**Problem statement**: Could the listing below be reproduced exactly, minus its pictures?

**Records supplied**:
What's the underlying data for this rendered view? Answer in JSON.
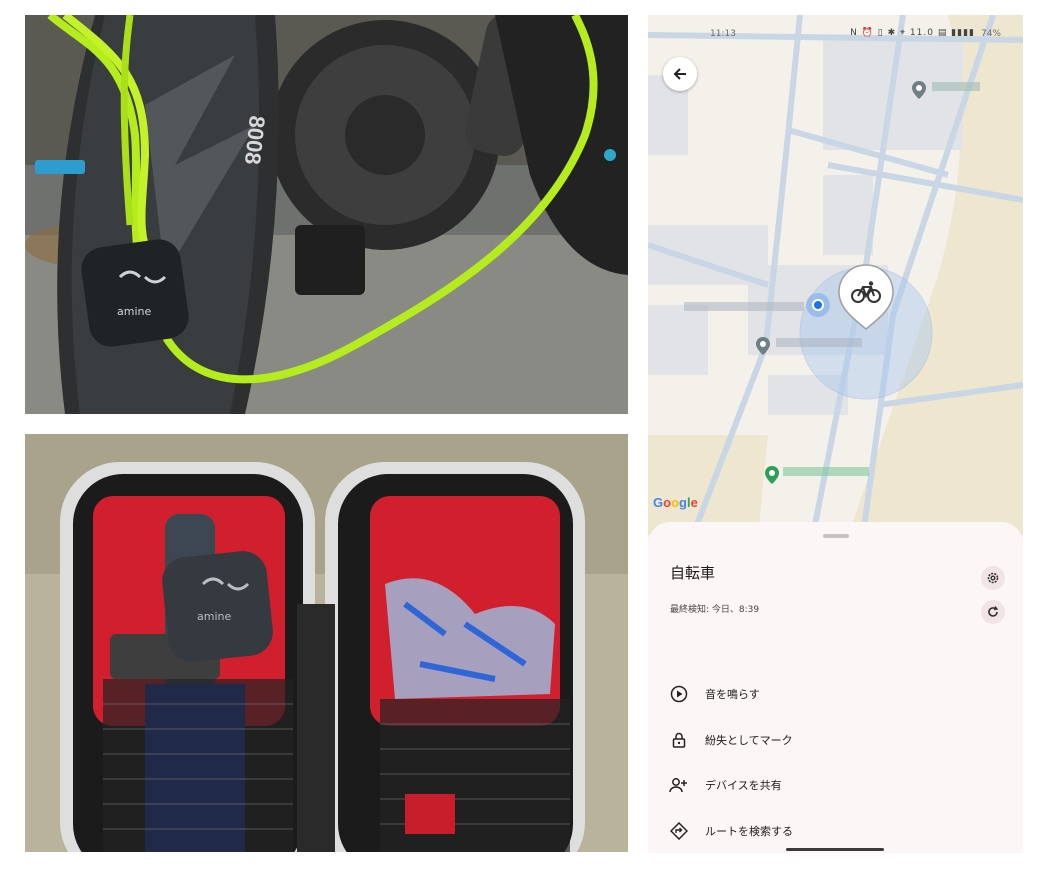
{
  "photos": {
    "top_tag_brand": "amine",
    "bottom_tag_brand": "amine"
  },
  "phone": {
    "status_bar": {
      "time": "11:13",
      "icons": "N ⏰ ▯ ✱ ⌖ 11.0 ▤ ▮▮▮▮",
      "battery": "74%"
    },
    "map": {
      "google_logo": [
        "G",
        "o",
        "o",
        "g",
        "l",
        "e"
      ],
      "device_icon": "bicycle-icon",
      "colors": {
        "road": "#c9d6e6",
        "land": "#f4f1ea",
        "block": "#e2e3e6",
        "sand": "#eee6cf",
        "accuracy": "#aac8ef",
        "pin_grey": "#6f7f86",
        "pin_green": "#2e9e5b",
        "my_location": "#1a73e8"
      }
    },
    "sheet": {
      "device_name": "自転車",
      "last_seen": "最終検知: 今日、8:39",
      "actions": [
        {
          "label": "音を鳴らす",
          "icon": "play-circle-icon"
        },
        {
          "label": "紛失としてマーク",
          "icon": "lock-icon"
        },
        {
          "label": "デバイスを共有",
          "icon": "person-add-icon"
        },
        {
          "label": "ルートを検索する",
          "icon": "directions-icon"
        }
      ]
    }
  }
}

**Written solution**:
What's the underlying data for this rendered view? Answer in JSON.
{
  "photos": {
    "top_tag_brand": "amine",
    "bottom_tag_brand": "amine"
  },
  "phone": {
    "status_bar": {
      "time": "11:13",
      "icons": "N ⏰ ▯ ✱ ⌖ 11.0 ▤ ▮▮▮▮",
      "battery": "74%"
    },
    "map": {
      "google_logo": [
        "G",
        "o",
        "o",
        "g",
        "l",
        "e"
      ],
      "device_icon": "bicycle-icon",
      "colors": {
        "road": "#c9d6e6",
        "land": "#f4f1ea",
        "block": "#e2e3e6",
        "sand": "#eee6cf",
        "accuracy": "#aac8ef",
        "pin_grey": "#6f7f86",
        "pin_green": "#2e9e5b",
        "my_location": "#1a73e8"
      }
    },
    "sheet": {
      "device_name": "自転車",
      "last_seen": "最終検知: 今日、8:39",
      "actions": [
        {
          "label": "音を鳴らす",
          "icon": "play-circle-icon"
        },
        {
          "label": "紛失としてマーク",
          "icon": "lock-icon"
        },
        {
          "label": "デバイスを共有",
          "icon": "person-add-icon"
        },
        {
          "label": "ルートを検索する",
          "icon": "directions-icon"
        }
      ]
    }
  }
}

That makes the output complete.